HSBC managed the transaction, which trumps MetrobankÆs Ps8.5 billion offering in October.
ôThe larger Philippine banks are quite aggressive and very optimistic in the growth of their loan portfolios. As a result, they are always looking at raising more capital in the market,ö says a source close to the deal.
In general, domestic markets across Asia have been relatively unaffected by the subprime storm that has brought offshore issuance to a halt. Philippine banksÆ exposure to toxic subprime mortgages and CDOs has been relatively contained, allowing its domestic market to remain active.
ôThe Philippines peso market is flush with liquidity, with domestic offerings competitively priced compared to offshore rates at the moment. Issuers are therefore trying to raise funds domestically if they can,ö continues the source.
Although offshore markets traditionally allow borrowers to issuer larger size-to-price offerings and longer tenors, domestic bond markets are slowly able to cater to more ambitious transactions.
ôIt is rare for such size and tenor to be achieved domestically, and this marks an ongoing trend in the Philippines and other markets, of increased investor sophistication in terms of their understanding of risk and their willingness to invest for longer periods.ö

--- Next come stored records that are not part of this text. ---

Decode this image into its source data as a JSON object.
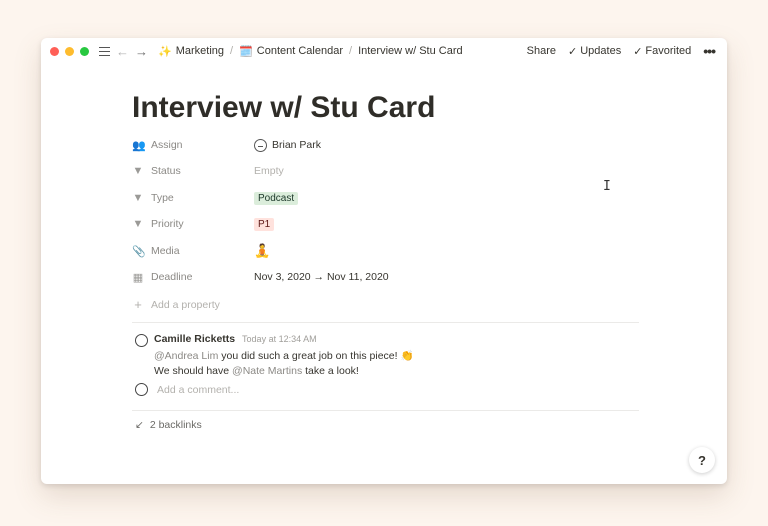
{
  "topbar": {
    "breadcrumb": [
      {
        "emoji": "✨",
        "label": "Marketing"
      },
      {
        "emoji": "🗓️",
        "label": "Content Calendar"
      },
      {
        "emoji": "",
        "label": "Interview w/ Stu Card"
      }
    ],
    "separator": "/",
    "share_label": "Share",
    "updates_label": "Updates",
    "favorited_label": "Favorited",
    "more_label": "•••"
  },
  "page": {
    "title": "Interview w/ Stu Card",
    "properties": {
      "assign": {
        "name": "Assign",
        "value": "Brian Park"
      },
      "status": {
        "name": "Status",
        "value": "Empty"
      },
      "type": {
        "name": "Type",
        "value": "Podcast"
      },
      "priority": {
        "name": "Priority",
        "value": "P1"
      },
      "media": {
        "name": "Media"
      },
      "deadline": {
        "name": "Deadline",
        "value": "Nov 3, 2020 → Nov 11, 2020"
      }
    },
    "add_property_label": "Add a property"
  },
  "comments": {
    "author": "Camille Ricketts",
    "time": "Today at 12:34 AM",
    "line1_mention": "@Andrea Lim",
    "line1_text": " you did such a great job on this piece! 👏",
    "line2_prefix": "We should have ",
    "line2_mention": "@Nate Martins",
    "line2_suffix": " take a look!",
    "add_placeholder": "Add a comment..."
  },
  "backlinks": {
    "label": "2 backlinks"
  },
  "help": {
    "label": "?"
  },
  "colors": {
    "tag_podcast_bg": "#dbeddb",
    "tag_p1_bg": "#ffe2dd",
    "close": "#ff5f57",
    "minimize": "#febc2e",
    "zoom": "#28c840"
  }
}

Three times oversubscribed, total demand for the fixed-rate unsecured subordinated lower tier-2 bonds reached Ps15 billion, leading the transaction to be upsized from an initial Ps5 billion. The deal priced at par with a coupon of 7%.
In terms of investor distribution, 44% of the bonds sold to retail, 9% to banks and fund managers, 4% to corporations, and 43% to pension funds and insurance companies. The International Finance Corporation, a minority shareholder in Banco de Oro, was a major participant in the transaction.

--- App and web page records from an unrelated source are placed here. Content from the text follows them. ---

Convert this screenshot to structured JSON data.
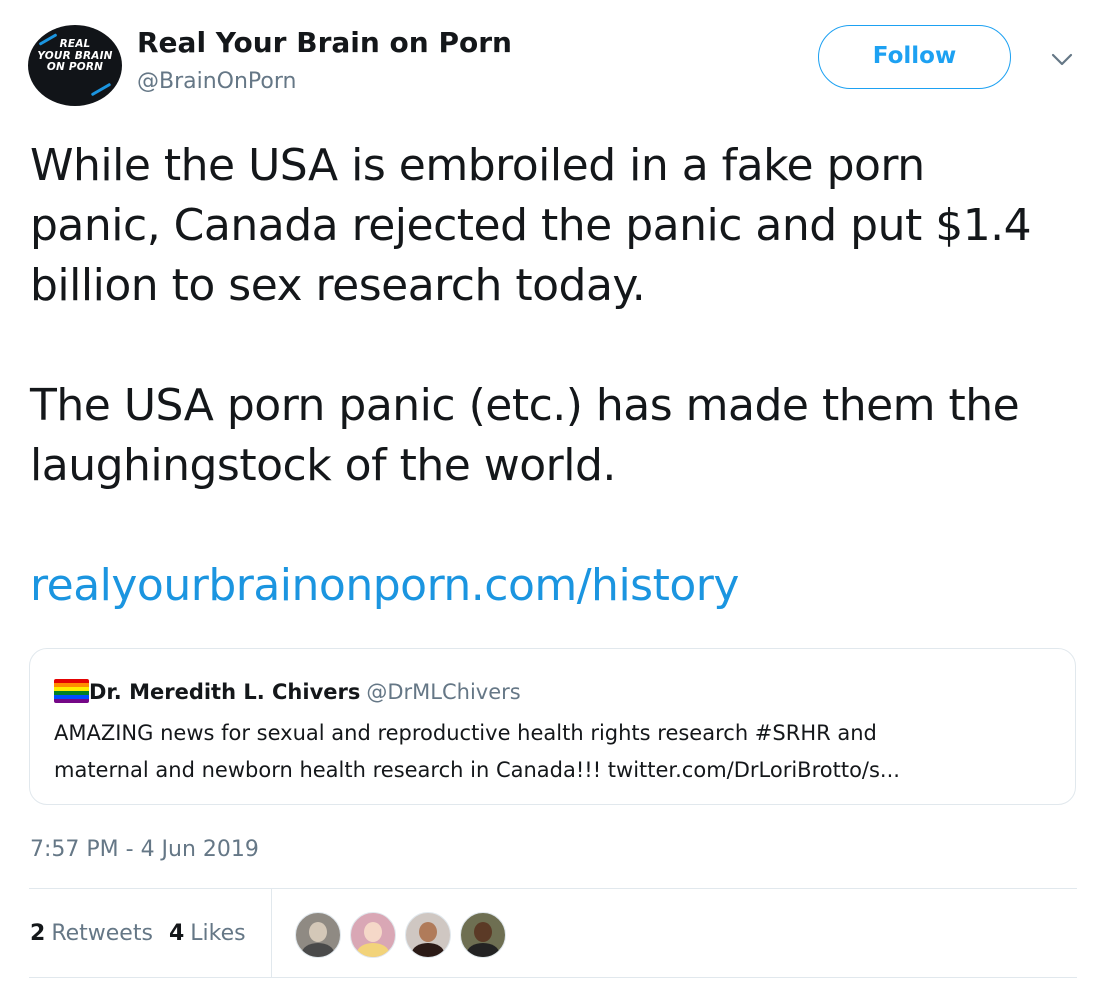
{
  "author": {
    "avatar_text": "REAL YOUR BRAIN ON PORN",
    "avatar_lines": [
      "REAL",
      "YOUR BRAIN",
      "ON PORN"
    ],
    "name": "Real Your Brain on Porn",
    "handle": "@BrainOnPorn"
  },
  "actions": {
    "follow_label": "Follow",
    "more_icon": "chevron-down-icon"
  },
  "tweet": {
    "text_lines": [
      "While the USA is embroiled in a fake porn",
      "panic, Canada rejected the panic and put $1.4",
      "billion to sex research today.",
      "",
      "The USA porn panic (etc.) has made them the",
      "laughingstock of the world."
    ],
    "link": "realyourbrainonporn.com/history"
  },
  "quote": {
    "flag_icon": "rainbow-flag-icon",
    "name": "Dr. Meredith L. Chivers",
    "handle": "@DrMLChivers",
    "body_lines": [
      "AMAZING news for sexual and reproductive health rights research #SRHR and",
      "maternal and newborn health research in Canada!!! twitter.com/DrLoriBrotto/s..."
    ]
  },
  "timestamp": "7:57 PM - 4 Jun 2019",
  "stats": {
    "retweets_count": "2",
    "retweets_label": "Retweets",
    "likes_count": "4",
    "likes_label": "Likes"
  },
  "colors": {
    "accent": "#1da1f2",
    "link": "#1b95e0",
    "text": "#14171a",
    "secondary_text": "#657786",
    "border": "#e1e8ed"
  }
}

"This reflects the IFCÆs continued commitment to the bank, as well as to supporting the development of the Philippine capital markets," says Jesse Ang, IFC acting country manager for the Philippines and Thailand.
The Philippine domestic bond market still lags behind its bank lending and equity sectors, with a market primarily composed of government bonds and long-term commercial paper issued by prime local corporations, according to Asian Bonds Online. Government issues currently dominate the market with few alternatives for other debt instruments.
The corporate bond sector is less developed in terms of product range, profile of issuers, and investor base, and debt securities are currently traded through bilateral private negotiations or over-the-counter transactions.
The government established a fixed-income exchange infrastructure in 2005 to develop market liquidity and encourage debt issuance. "As of 2006, the ratio of debt vis-a-vis GDP was 37.5%. Government debt/GDP was 37.2% while corporate debt/GDP was steady at 0.3%," according to the website.